  13. Richard Bartle (2004). "Designing Virtual Worlds". Furthermore, it only ran on DEC-10, and although copies were sent to other institutions in the U.K., Sweden, and Norway, only two of these allowed outsiders access (Dundee Technical College and Oslo University).
  14. Richard Bartle (1999). "CompuNet MUD". The incarnation of MUD1 on the CompuNet network in the UK, the first commercial MUA in the world.
  15. "MUSE's Personnel",, retrieved 2010-12-18
  16. Richard Bartle (2002). "MUSE background". A new version of the game, which came to be known as MUD2, was written in 1985 to be run as a service for British Telecom.
  17. Michael Lawrie (2003). "Escape from the Dungeon". October of 1987 was chaos. The MUD account was deleted, but the guest account on Essex University remained open. I guess it wasn't causing any trouble so they simply left it. ROCK, UNI and MUD all ran from the MUD account so they had gone but... MIST ran from a student account and it was still playable.
  18. Richard Bartle (2007). "A Brief History". Due in part to a fortuitous coincidence (MUD was written for the same DECSystem-10 computing platform that CompuServe used for its information service) MUD was licensed by CompuServe in the mid-1980s where it ran as a popular game until late 1999. It was eventually retired along with other software during CompuServe's Y2K cleanup efforts.
  19. Richard Bartle (2002). "Incarnations of MUD". Viktor Toth had had a copy of the BCPL source code for MUD1 for some years, and decided that now was the time to do something with it. In a 9-day programming blitz over Christmas, he rewrote the BCPL MUDDL engine in C++ and opened it up alongside MUD2. The ex-CompuServe players gravitated there, where it now runs as a direct continuation of the defunct original BL incarnation.

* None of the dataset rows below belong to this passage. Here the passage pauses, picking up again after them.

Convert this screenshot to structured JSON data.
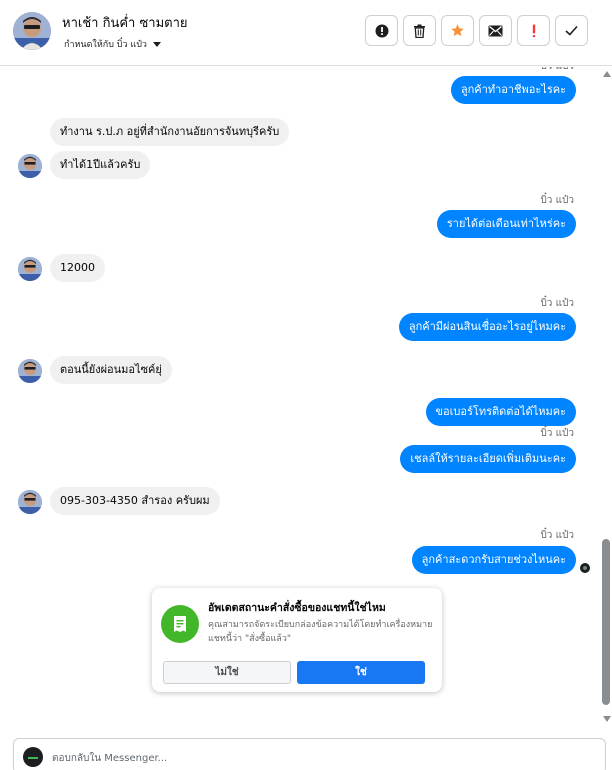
{
  "header": {
    "contact_name": "หาเช้า กินค่ำ ซามตาย",
    "assign_label": "กำหนดให้กับ บิ๋ว แป๋ว",
    "toolbar": [
      {
        "name": "report-icon-button",
        "icon": "exclamation-circle-icon"
      },
      {
        "name": "delete-button",
        "icon": "trash-icon"
      },
      {
        "name": "star-button",
        "icon": "star-icon"
      },
      {
        "name": "mark-unread-button",
        "icon": "envelope-icon"
      },
      {
        "name": "spam-button",
        "icon": "exclamation-icon"
      },
      {
        "name": "done-button",
        "icon": "checkmark-icon"
      }
    ]
  },
  "colors": {
    "outgoing_bubble": "#0084ff",
    "incoming_bubble": "#f0f0f0",
    "accent_blue": "#1877f2",
    "star": "#f7923b",
    "spam": "#fa383e",
    "card_icon": "#42b72a"
  },
  "conversation": {
    "sender_name": "บิ๋ว แป๋ว",
    "messages": [
      {
        "dir": "out",
        "text": "ลูกค้าทำอาชีพอะไรคะ"
      },
      {
        "dir": "in",
        "text": "ทำงาน ร.ป.ภ อยู่ที่สำนักงานอัยการจันทบุรีครับ"
      },
      {
        "dir": "in",
        "text": "ทำได้1ปีแล้วครับ"
      },
      {
        "dir": "out",
        "text": "รายได้ต่อเดือนเท่าไหร่คะ"
      },
      {
        "dir": "in",
        "text": "12000"
      },
      {
        "dir": "out",
        "text": "ลูกค้ามีผ่อนสินเชื่ออะไรอยู่ไหมคะ"
      },
      {
        "dir": "in",
        "text": "ตอนนี้ยังผ่อนมอไซค์ยุ่"
      },
      {
        "dir": "out",
        "text": "ขอเบอร์โทรติดต่อได้ไหมคะ"
      },
      {
        "dir": "out",
        "text": "เชลล์ให้รายละเอียดเพิ่มเติมนะคะ"
      },
      {
        "dir": "in",
        "text": "095-303-4350 สำรอง ครับผม"
      },
      {
        "dir": "out",
        "text": "ลูกค้าสะดวกรับสายช่วงไหนคะ"
      }
    ]
  },
  "prompt_card": {
    "title": "อัพเดตสถานะคำสั่งซื้อของแชทนี้ใช่ไหม",
    "body": "คุณสามารถจัดระเบียบกล่องข้อความได้โดยทำเครื่องหมายแชทนี้ว่า \"สั่งซื้อแล้ว\"",
    "no_label": "ไม่ใช่",
    "yes_label": "ใช่",
    "icon": "order-receipt-icon"
  },
  "composer": {
    "placeholder": "ตอบกลับใน Messenger..."
  }
}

  20. Simon Sharwood (2014). "Source code for world's first MUD, Essex Uni's MUD1, recovered". The code has landed at Stanford University, which says it has secured permission to redistribute the game's blueprints from the authors Richard Bartle and Roy Trubshaw.
  21. "A Survey of On-Line Games". Computer Gaming World. May 1993. p. 84. Retrieved 7 July 2014.